What is needed here is an exact copy of all the records below.

◇ ◇ ◇ ◇

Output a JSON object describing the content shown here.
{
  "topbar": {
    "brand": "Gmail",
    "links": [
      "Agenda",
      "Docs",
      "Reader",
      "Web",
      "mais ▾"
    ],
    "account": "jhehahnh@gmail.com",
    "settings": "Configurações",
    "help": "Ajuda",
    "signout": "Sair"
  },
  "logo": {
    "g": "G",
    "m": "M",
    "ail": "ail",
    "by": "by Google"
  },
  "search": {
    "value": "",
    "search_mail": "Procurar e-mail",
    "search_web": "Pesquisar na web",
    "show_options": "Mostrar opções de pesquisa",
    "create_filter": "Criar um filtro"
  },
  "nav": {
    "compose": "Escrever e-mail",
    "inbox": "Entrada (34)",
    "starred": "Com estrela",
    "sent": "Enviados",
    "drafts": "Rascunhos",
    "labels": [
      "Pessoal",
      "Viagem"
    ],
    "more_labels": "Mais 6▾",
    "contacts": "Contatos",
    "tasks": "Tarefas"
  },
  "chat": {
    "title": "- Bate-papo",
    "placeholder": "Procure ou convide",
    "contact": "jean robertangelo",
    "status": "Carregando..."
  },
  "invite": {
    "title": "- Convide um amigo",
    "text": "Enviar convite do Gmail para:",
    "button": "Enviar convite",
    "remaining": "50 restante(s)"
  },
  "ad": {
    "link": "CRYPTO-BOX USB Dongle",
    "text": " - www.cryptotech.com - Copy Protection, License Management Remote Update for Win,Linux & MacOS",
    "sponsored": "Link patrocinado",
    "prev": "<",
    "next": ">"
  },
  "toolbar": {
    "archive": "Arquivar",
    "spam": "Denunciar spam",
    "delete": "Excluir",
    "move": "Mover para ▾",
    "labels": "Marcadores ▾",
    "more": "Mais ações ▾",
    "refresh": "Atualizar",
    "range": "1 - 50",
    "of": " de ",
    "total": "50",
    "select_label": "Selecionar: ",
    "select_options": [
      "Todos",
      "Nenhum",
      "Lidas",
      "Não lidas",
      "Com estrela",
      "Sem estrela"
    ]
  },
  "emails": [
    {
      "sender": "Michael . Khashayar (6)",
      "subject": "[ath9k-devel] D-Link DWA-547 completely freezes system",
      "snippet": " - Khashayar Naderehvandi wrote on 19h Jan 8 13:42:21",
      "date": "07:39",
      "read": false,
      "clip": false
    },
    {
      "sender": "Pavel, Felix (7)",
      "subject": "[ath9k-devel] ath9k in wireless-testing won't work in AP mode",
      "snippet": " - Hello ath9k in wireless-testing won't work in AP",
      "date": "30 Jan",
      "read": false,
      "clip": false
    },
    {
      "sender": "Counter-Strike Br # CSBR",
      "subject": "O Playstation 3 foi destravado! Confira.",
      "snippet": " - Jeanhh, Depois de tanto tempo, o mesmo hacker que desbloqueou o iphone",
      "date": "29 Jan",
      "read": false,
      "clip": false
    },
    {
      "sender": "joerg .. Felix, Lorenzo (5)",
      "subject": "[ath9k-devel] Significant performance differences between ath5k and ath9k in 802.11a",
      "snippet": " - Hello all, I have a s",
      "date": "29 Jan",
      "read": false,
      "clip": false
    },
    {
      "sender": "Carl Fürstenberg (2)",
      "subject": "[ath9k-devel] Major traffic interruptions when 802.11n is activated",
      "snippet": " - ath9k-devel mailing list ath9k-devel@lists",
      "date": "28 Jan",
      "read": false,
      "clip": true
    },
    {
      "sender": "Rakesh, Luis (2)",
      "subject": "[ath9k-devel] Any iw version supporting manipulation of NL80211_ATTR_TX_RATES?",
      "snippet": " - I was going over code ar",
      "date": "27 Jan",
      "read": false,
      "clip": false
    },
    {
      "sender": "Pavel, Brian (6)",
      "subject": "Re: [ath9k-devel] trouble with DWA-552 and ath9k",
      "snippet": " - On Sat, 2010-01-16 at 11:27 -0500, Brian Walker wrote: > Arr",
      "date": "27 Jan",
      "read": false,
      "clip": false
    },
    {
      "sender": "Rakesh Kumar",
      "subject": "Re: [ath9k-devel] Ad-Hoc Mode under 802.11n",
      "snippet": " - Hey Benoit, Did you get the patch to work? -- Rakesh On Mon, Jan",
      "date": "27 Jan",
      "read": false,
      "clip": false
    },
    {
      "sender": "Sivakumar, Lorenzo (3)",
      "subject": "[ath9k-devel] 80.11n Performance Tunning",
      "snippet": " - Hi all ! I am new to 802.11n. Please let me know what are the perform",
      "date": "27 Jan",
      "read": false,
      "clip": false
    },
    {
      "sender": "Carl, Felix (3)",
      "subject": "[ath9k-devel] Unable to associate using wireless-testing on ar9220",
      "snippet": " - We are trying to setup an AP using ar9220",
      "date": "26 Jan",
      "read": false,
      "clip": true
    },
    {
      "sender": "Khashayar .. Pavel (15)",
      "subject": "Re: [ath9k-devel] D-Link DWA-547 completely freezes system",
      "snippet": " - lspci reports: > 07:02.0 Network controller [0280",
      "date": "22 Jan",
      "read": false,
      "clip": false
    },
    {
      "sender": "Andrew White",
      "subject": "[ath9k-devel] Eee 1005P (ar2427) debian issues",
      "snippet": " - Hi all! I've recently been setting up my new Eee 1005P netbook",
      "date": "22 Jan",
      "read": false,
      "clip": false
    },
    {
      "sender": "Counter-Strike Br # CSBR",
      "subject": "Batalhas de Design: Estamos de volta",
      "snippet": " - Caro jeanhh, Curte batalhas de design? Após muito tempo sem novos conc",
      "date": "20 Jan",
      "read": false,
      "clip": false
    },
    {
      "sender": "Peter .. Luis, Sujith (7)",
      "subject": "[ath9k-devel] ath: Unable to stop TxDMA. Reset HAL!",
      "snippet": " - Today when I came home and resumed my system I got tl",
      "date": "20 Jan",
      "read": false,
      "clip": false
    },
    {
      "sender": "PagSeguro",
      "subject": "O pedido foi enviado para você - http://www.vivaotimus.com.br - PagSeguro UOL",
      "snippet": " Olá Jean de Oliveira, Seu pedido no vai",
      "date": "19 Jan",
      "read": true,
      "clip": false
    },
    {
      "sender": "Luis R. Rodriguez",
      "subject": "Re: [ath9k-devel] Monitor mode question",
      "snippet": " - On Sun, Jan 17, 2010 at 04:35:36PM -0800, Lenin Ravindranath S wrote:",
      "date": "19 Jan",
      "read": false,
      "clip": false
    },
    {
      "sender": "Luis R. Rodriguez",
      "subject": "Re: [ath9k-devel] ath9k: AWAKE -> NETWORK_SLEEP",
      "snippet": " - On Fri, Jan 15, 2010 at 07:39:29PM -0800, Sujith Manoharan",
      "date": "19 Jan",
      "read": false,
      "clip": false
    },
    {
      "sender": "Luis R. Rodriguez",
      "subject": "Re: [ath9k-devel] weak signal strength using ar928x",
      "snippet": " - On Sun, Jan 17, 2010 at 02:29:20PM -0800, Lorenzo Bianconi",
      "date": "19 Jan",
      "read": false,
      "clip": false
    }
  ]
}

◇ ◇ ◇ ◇

#### [Response]
Output a JSON object describing the content shown here.
{
  "topbar": {
    "brand": "Gmail",
    "links": [
      "Agenda",
      "Docs",
      "Reader",
      "Web",
      "mais ▾"
    ],
    "account": "jhehahnh@gmail.com",
    "settings": "Configurações",
    "help": "Ajuda",
    "signout": "Sair"
  },
  "logo": {
    "g": "G",
    "m": "M",
    "ail": "ail",
    "by": "by Google"
  },
  "search": {
    "value": "",
    "search_mail": "Procurar e-mail",
    "search_web": "Pesquisar na web",
    "show_options": "Mostrar opções de pesquisa",
    "create_filter": "Criar um filtro"
  },
  "nav": {
    "compose": "Escrever e-mail",
    "inbox": "Entrada (34)",
    "starred": "Com estrela",
    "sent": "Enviados",
    "drafts": "Rascunhos",
    "labels": [
      "Pessoal",
      "Viagem"
    ],
    "more_labels": "Mais 6▾",
    "contacts": "Contatos",
    "tasks": "Tarefas"
  },
  "chat": {
    "title": "- Bate-papo",
    "placeholder": "Procure ou convide",
    "contact": "jean robertangelo",
    "status": "Carregando..."
  },
  "invite": {
    "title": "- Convide um amigo",
    "text": "Enviar convite do Gmail para:",
    "button": "Enviar convite",
    "remaining": "50 restante(s)"
  },
  "ad": {
    "link": "CRYPTO-BOX USB Dongle",
    "text": " - www.cryptotech.com - Copy Protection, License Management Remote Update for Win,Linux & MacOS",
    "sponsored": "Link patrocinado",
    "prev": "<",
    "next": ">"
  },
  "toolbar": {
    "archive": "Arquivar",
    "spam": "Denunciar spam",
    "delete": "Excluir",
    "move": "Mover para ▾",
    "labels": "Marcadores ▾",
    "more": "Mais ações ▾",
    "refresh": "Atualizar",
    "range": "1 - 50",
    "of": " de ",
    "total": "50",
    "select_label": "Selecionar: ",
    "select_options": [
      "Todos",
      "Nenhum",
      "Lidas",
      "Não lidas",
      "Com estrela",
      "Sem estrela"
    ]
  },
  "emails": [
    {
      "sender": "Michael . Khashayar (6)",
      "subject": "[ath9k-devel] D-Link DWA-547 completely freezes system",
      "snippet": " - Khashayar Naderehvandi wrote on 19h Jan 8 13:42:21",
      "date": "07:39",
      "read": false,
      "clip": false
    },
    {
      "sender": "Pavel, Felix (7)",
      "subject": "[ath9k-devel] ath9k in wireless-testing won't work in AP mode",
      "snippet": " - Hello ath9k in wireless-testing won't work in AP",
      "date": "30 Jan",
      "read": false,
      "clip": false
    },
    {
      "sender": "Counter-Strike Br # CSBR",
      "subject": "O Playstation 3 foi destravado! Confira.",
      "snippet": " - Jeanhh, Depois de tanto tempo, o mesmo hacker que desbloqueou o iphone",
      "date": "29 Jan",
      "read": false,
      "clip": false
    },
    {
      "sender": "joerg .. Felix, Lorenzo (5)",
      "subject": "[ath9k-devel] Significant performance differences between ath5k and ath9k in 802.11a",
      "snippet": " - Hello all, I have a s",
      "date": "29 Jan",
      "read": false,
      "clip": false
    },
    {
      "sender": "Carl Fürstenberg (2)",
      "subject": "[ath9k-devel] Major traffic interruptions when 802.11n is activated",
      "snippet": " - ath9k-devel mailing list ath9k-devel@lists",
      "date": "28 Jan",
      "read": false,
      "clip": true
    },
    {
      "sender": "Rakesh, Luis (2)",
      "subject": "[ath9k-devel] Any iw version supporting manipulation of NL80211_ATTR_TX_RATES?",
      "snippet": " - I was going over code ar",
      "date": "27 Jan",
      "read": false,
      "clip": false
    },
    {
      "sender": "Pavel, Brian (6)",
      "subject": "Re: [ath9k-devel] trouble with DWA-552 and ath9k",
      "snippet": " - On Sat, 2010-01-16 at 11:27 -0500, Brian Walker wrote: > Arr",
      "date": "27 Jan",
      "read": false,
      "clip": false
    },
    {
      "sender": "Rakesh Kumar",
      "subject": "Re: [ath9k-devel] Ad-Hoc Mode under 802.11n",
      "snippet": " - Hey Benoit, Did you get the patch to work? -- Rakesh On Mon, Jan",
      "date": "27 Jan",
      "read": false,
      "clip": false
    },
    {
      "sender": "Sivakumar, Lorenzo (3)",
      "subject": "[ath9k-devel] 80.11n Performance Tunning",
      "snippet": " - Hi all ! I am new to 802.11n. Please let me know what are the perform",
      "date": "27 Jan",
      "read": false,
      "clip": false
    },
    {
      "sender": "Carl, Felix (3)",
      "subject": "[ath9k-devel] Unable to associate using wireless-testing on ar9220",
      "snippet": " - We are trying to setup an AP using ar9220",
      "date": "26 Jan",
      "read": false,
      "clip": true
    },
    {
      "sender": "Khashayar .. Pavel (15)",
      "subject": "Re: [ath9k-devel] D-Link DWA-547 completely freezes system",
      "snippet": " - lspci reports: > 07:02.0 Network controller [0280",
      "date": "22 Jan",
      "read": false,
      "clip": false
    },
    {
      "sender": "Andrew White",
      "subject": "[ath9k-devel] Eee 1005P (ar2427) debian issues",
      "snippet": " - Hi all! I've recently been setting up my new Eee 1005P netbook",
      "date": "22 Jan",
      "read": false,
      "clip": false
    },
    {
      "sender": "Counter-Strike Br # CSBR",
      "subject": "Batalhas de Design: Estamos de volta",
      "snippet": " - Caro jeanhh, Curte batalhas de design? Após muito tempo sem novos conc",
      "date": "20 Jan",
      "read": false,
      "clip": false
    },
    {
      "sender": "Peter .. Luis, Sujith (7)",
      "subject": "[ath9k-devel] ath: Unable to stop TxDMA. Reset HAL!",
      "snippet": " - Today when I came home and resumed my system I got tl",
      "date": "20 Jan",
      "read": false,
      "clip": false
    },
    {
      "sender": "PagSeguro",
      "subject": "O pedido foi enviado para você - http://www.vivaotimus.com.br - PagSeguro UOL",
      "snippet": " Olá Jean de Oliveira, Seu pedido no vai",
      "date": "19 Jan",
      "read": true,
      "clip": false
    },
    {
      "sender": "Luis R. Rodriguez",
      "subject": "Re: [ath9k-devel] Monitor mode question",
      "snippet": " - On Sun, Jan 17, 2010 at 04:35:36PM -0800, Lenin Ravindranath S wrote:",
      "date": "19 Jan",
      "read": false,
      "clip": false
    },
    {
      "sender": "Luis R. Rodriguez",
      "subject": "Re: [ath9k-devel] ath9k: AWAKE -> NETWORK_SLEEP",
      "snippet": " - On Fri, Jan 15, 2010 at 07:39:29PM -0800, Sujith Manoharan",
      "date": "19 Jan",
      "read": false,
      "clip": false
    },
    {
      "sender": "Luis R. Rodriguez",
      "subject": "Re: [ath9k-devel] weak signal strength using ar928x",
      "snippet": " - On Sun, Jan 17, 2010 at 02:29:20PM -0800, Lorenzo Bianconi",
      "date": "19 Jan",
      "read": false,
      "clip": false
    }
  ]
}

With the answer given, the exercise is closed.